**Prompt**:
Please print each record exactly, omitting none of them.

**Task material**:
:::::

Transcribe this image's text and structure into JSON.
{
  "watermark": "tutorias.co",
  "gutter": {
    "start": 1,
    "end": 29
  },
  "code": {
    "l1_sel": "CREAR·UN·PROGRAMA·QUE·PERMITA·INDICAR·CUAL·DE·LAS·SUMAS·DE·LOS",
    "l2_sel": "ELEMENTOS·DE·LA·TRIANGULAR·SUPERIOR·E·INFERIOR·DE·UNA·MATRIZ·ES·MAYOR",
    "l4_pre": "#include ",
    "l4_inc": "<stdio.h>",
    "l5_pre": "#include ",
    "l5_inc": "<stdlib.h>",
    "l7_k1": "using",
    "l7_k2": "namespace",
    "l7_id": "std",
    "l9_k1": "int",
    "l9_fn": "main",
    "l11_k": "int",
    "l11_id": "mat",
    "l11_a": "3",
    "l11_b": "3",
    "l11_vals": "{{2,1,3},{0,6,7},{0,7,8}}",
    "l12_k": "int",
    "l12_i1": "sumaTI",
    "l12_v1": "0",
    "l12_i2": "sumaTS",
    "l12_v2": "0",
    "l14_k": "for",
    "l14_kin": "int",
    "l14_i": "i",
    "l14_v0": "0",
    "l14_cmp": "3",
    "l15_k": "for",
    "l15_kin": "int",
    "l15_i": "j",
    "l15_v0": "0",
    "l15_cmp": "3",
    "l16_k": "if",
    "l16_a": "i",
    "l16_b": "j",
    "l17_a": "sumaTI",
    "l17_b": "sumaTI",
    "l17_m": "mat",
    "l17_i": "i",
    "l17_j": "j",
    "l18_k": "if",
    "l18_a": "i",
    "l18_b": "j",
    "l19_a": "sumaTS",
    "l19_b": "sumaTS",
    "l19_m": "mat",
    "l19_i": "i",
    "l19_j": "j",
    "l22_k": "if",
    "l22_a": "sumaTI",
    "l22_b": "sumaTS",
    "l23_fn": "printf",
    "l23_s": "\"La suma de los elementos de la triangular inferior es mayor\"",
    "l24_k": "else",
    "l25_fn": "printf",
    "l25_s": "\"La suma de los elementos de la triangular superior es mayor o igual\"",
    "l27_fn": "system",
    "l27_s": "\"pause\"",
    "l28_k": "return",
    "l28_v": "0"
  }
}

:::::

**Answer below**:
Transcribe this image's text and structure into JSON.
{
  "watermark": "tutorias.co",
  "gutter": {
    "start": 1,
    "end": 29
  },
  "code": {
    "l1_sel": "CREAR·UN·PROGRAMA·QUE·PERMITA·INDICAR·CUAL·DE·LAS·SUMAS·DE·LOS",
    "l2_sel": "ELEMENTOS·DE·LA·TRIANGULAR·SUPERIOR·E·INFERIOR·DE·UNA·MATRIZ·ES·MAYOR",
    "l4_pre": "#include ",
    "l4_inc": "<stdio.h>",
    "l5_pre": "#include ",
    "l5_inc": "<stdlib.h>",
    "l7_k1": "using",
    "l7_k2": "namespace",
    "l7_id": "std",
    "l9_k1": "int",
    "l9_fn": "main",
    "l11_k": "int",
    "l11_id": "mat",
    "l11_a": "3",
    "l11_b": "3",
    "l11_vals": "{{2,1,3},{0,6,7},{0,7,8}}",
    "l12_k": "int",
    "l12_i1": "sumaTI",
    "l12_v1": "0",
    "l12_i2": "sumaTS",
    "l12_v2": "0",
    "l14_k": "for",
    "l14_kin": "int",
    "l14_i": "i",
    "l14_v0": "0",
    "l14_cmp": "3",
    "l15_k": "for",
    "l15_kin": "int",
    "l15_i": "j",
    "l15_v0": "0",
    "l15_cmp": "3",
    "l16_k": "if",
    "l16_a": "i",
    "l16_b": "j",
    "l17_a": "sumaTI",
    "l17_b": "sumaTI",
    "l17_m": "mat",
    "l17_i": "i",
    "l17_j": "j",
    "l18_k": "if",
    "l18_a": "i",
    "l18_b": "j",
    "l19_a": "sumaTS",
    "l19_b": "sumaTS",
    "l19_m": "mat",
    "l19_i": "i",
    "l19_j": "j",
    "l22_k": "if",
    "l22_a": "sumaTI",
    "l22_b": "sumaTS",
    "l23_fn": "printf",
    "l23_s": "\"La suma de los elementos de la triangular inferior es mayor\"",
    "l24_k": "else",
    "l25_fn": "printf",
    "l25_s": "\"La suma de los elementos de la triangular superior es mayor o igual\"",
    "l27_fn": "system",
    "l27_s": "\"pause\"",
    "l28_k": "return",
    "l28_v": "0"
  }
}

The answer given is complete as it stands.